U.S. Classification96/132, 96/154, 96/153, 252/184, 252/181.2
International ClassificationH01J7/18, F04B37/02
Cooperative ClassificationH01L2924/09701, H01J7/183, F04B37/04, H01J61/26, H01L23/26
European ClassificationF04B37/04, H01J7/18C, H01L23/26
Legal Events
DateCodeEventDescription
Mar 5, 2014FPAYFee payment
Year of fee payment: 4
Dec 29, 2006ASAssignment
Owner name: INTEGRATED SENSING SYSTEMS, INC., MICHIGAN
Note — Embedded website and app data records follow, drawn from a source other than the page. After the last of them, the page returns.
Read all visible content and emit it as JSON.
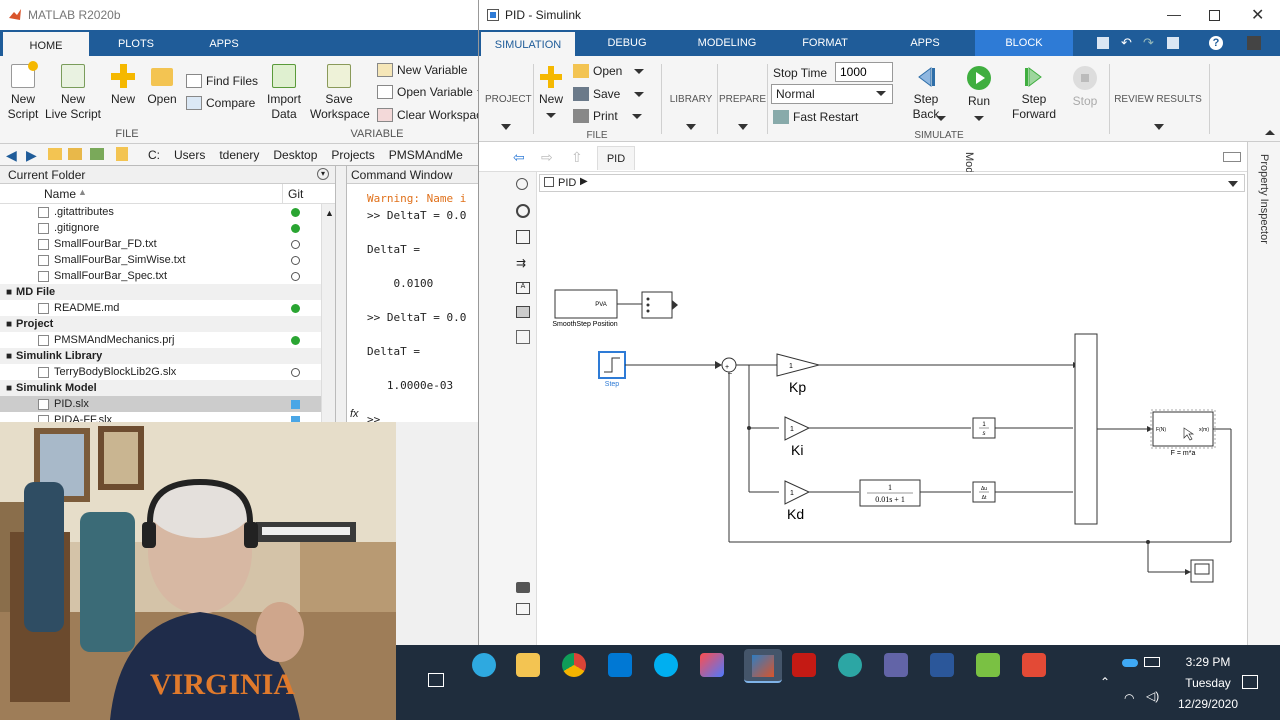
{
  "matlab": {
    "title": "MATLAB R2020b",
    "tabs": [
      "HOME",
      "PLOTS",
      "APPS"
    ],
    "ribbon": {
      "new_script": "New\nScript",
      "new_live_script": "New\nLive Script",
      "new": "New",
      "open": "Open",
      "find_files": "Find Files",
      "compare": "Compare",
      "file_section": "FILE",
      "import_data": "Import\nData",
      "save_workspace": "Save\nWorkspace",
      "new_variable": "New Variable",
      "open_variable": "Open Variable",
      "clear_workspace": "Clear Workspace",
      "variable_section": "VARIABLE"
    },
    "address": [
      "C:",
      "Users",
      "tdenery",
      "Desktop",
      "Projects",
      "PMSMAndMe"
    ],
    "current_folder": {
      "header": "Current Folder",
      "col_name": "Name",
      "col_git": "Git",
      "rows": [
        {
          "type": "file",
          "name": ".gitattributes",
          "git": "green"
        },
        {
          "type": "file",
          "name": ".gitignore",
          "git": "green"
        },
        {
          "type": "file",
          "name": "SmallFourBar_FD.txt",
          "git": "empty"
        },
        {
          "type": "file",
          "name": "SmallFourBar_SimWise.txt",
          "git": "empty"
        },
        {
          "type": "file",
          "name": "SmallFourBar_Spec.txt",
          "git": "empty"
        },
        {
          "type": "group",
          "name": "MD File"
        },
        {
          "type": "file",
          "name": "README.md",
          "git": "green"
        },
        {
          "type": "group",
          "name": "Project"
        },
        {
          "type": "file",
          "name": "PMSMAndMechanics.prj",
          "git": "green"
        },
        {
          "type": "group",
          "name": "Simulink Library"
        },
        {
          "type": "file",
          "name": "TerryBodyBlockLib2G.slx",
          "git": "empty"
        },
        {
          "type": "group",
          "name": "Simulink Model"
        },
        {
          "type": "file",
          "name": "PID.slx",
          "git": "blue",
          "selected": true
        },
        {
          "type": "file",
          "name": "PIDA-FF.slx",
          "git": "blue"
        }
      ]
    },
    "command_window": {
      "header": "Command Window",
      "lines": [
        "Warning: Name i",
        ">> DeltaT = 0.0",
        "",
        "DeltaT =",
        "",
        "    0.0100",
        "",
        ">> DeltaT = 0.0",
        "",
        "DeltaT =",
        "",
        "   1.0000e-03",
        "",
        ">>"
      ]
    }
  },
  "simulink": {
    "title": "PID - Simulink",
    "tabs": [
      "SIMULATION",
      "DEBUG",
      "MODELING",
      "FORMAT",
      "APPS",
      "BLOCK"
    ],
    "ribbon": {
      "project": "PROJECT",
      "new": "New",
      "open": "Open",
      "save": "Save",
      "print": "Print",
      "file_section": "FILE",
      "library": "LIBRARY",
      "prepare": "PREPARE",
      "stop_time_label": "Stop Time",
      "stop_time_value": "1000",
      "sim_mode": "Normal",
      "fast_restart": "Fast Restart",
      "step_back": "Step\nBack",
      "run": "Run",
      "step_forward": "Step\nForward",
      "stop": "Stop",
      "simulate_section": "SIMULATE",
      "review_results": "REVIEW RESULTS"
    },
    "nav_tab": "PID",
    "breadcrumb": "PID",
    "model_browser": "Model Browser",
    "property_inspector": "Property Inspector",
    "diagram": {
      "smoothstep_port": "PVA",
      "smoothstep_label": "SmoothStep Position",
      "step_label": "Step",
      "gain_value": "1",
      "kp": "Kp",
      "ki": "Ki",
      "kd": "Kd",
      "integrator_num": "1",
      "integrator_den": "s",
      "tf_num": "1",
      "tf_den": "0.01s + 1",
      "deriv_num": "Δu",
      "deriv_den": "Δt",
      "plant_in": "F(N)",
      "plant_out": "x(m)",
      "plant_label": "F = m*a"
    }
  },
  "taskbar": {
    "time": "3:29 PM",
    "day": "Tuesday",
    "date": "12/29/2020"
  }
}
Free format text: ASSIGNMENT OF ASSIGNORS INTEREST;ASSIGNORS:SPARKS, DOUGLAS RAY;NAJAFI, NADER;NEWMAN, BERNARD EDWARD;REEL/FRAME:018691/0947
Effective date: 20061120